Learning to Design with Value

Value study demo - oil 6x6"

In order to learn sophisticated painting techniques it is valuable to break them down into simple exercises and build up from there.

Something that skilled painters excel at is designing with value. What this means is that you don't paint objects or things. You see the shapes of light and shadow that these 'things' are made up of, and paint those.

The skillful part comes in knowing where to push values, making some slightly darker or lighter than they actually are, in order to link shapes. This creates a pattern of light and shadow that forms a strong design - the structure of your painting - and when done well, everything else that is built upon it will hold together in a powerful way.

The challenge for this simple exercise is to create your value study with only 4 values (+ white for highlights). By limiting values you are forced to designate the same values to some shapes that are in reality different in value. Shapes will naturally connect into an interesting pattern as a result.

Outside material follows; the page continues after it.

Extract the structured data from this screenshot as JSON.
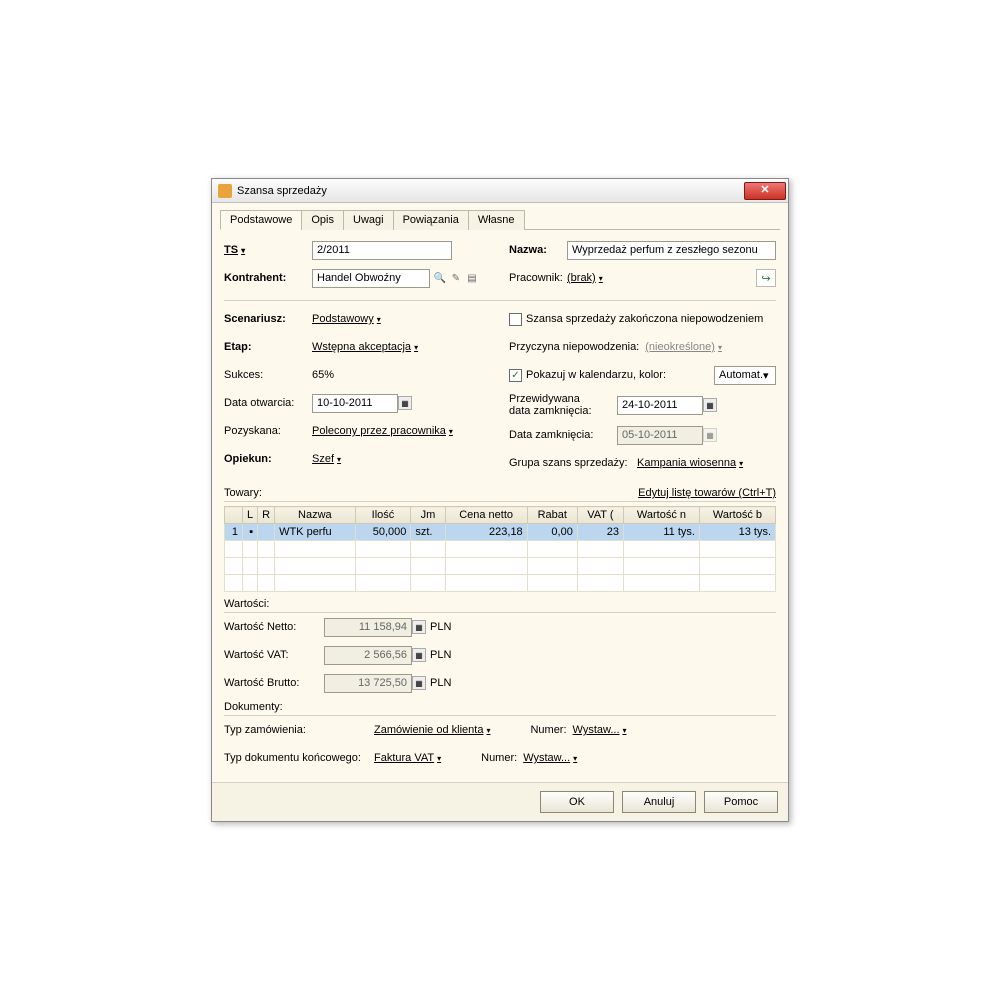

Things to Keep in Mind As You Proceed

  1. Determine the important big shapes that fill the painting surface. Remember the shapes of the shadows and background are AS important as the shapes of the objects themselves.
  2. Draw out these shapes, filling the canvas.
  3. Block the shapes in with paint using only 4 values.
  4. Begin modelling form by introducing intermediate values within the shapes.
  5. Refine edges - hard and soft edges can be determined by squinting down. If an edge disappears when squinting - make it soft. High contrast areas will often be harder edged. Use your powers of observation to lead you.
  6. Finish with highlights and accents (small lights and darks) to complete the story.
The most magical thing happens when you find a great place to connect two shapes and the design starts to find its way. I definitely find this way more fun to do in paint than doing a little thumbnail sketch in pencil, not sure why. Give a try and see what you think.

Since I paint these studies alla prima with impasto passages, I don't then paint a color version on top. If you want to follow with color in a grisaille fashion, you could either paint your value study very thinly and wait for it to dry, or paint it in acrylic (as long as your canvas isn't oil primed) followed by oil on top.

If I want to do an actual finished painting, I will start a new painting using the value study as reference for the underlying structure I want to stay true to. If the colour or detail start to make things busy and the structure gets lost, I have the value study to lead me back to a sound design.


  1. Thank you for this exercise and for your blog. I can use all the help I can get and I love following your blog.

  2. Great post! You detailed explanation is very easy to follow. I will be trying this exercise.

  3. These are lovely Liz, I am so happy to have found your blog :) I have gotten some inspiration from some of your posts.

  4. Great advice! As a self taught painter I'm always trying to learn and improve. I'm so glad I found your blog. I've enjoyed reading your blogs. Thank you for sharing your wisdom and insight. Do you ever do workshops "down south":)?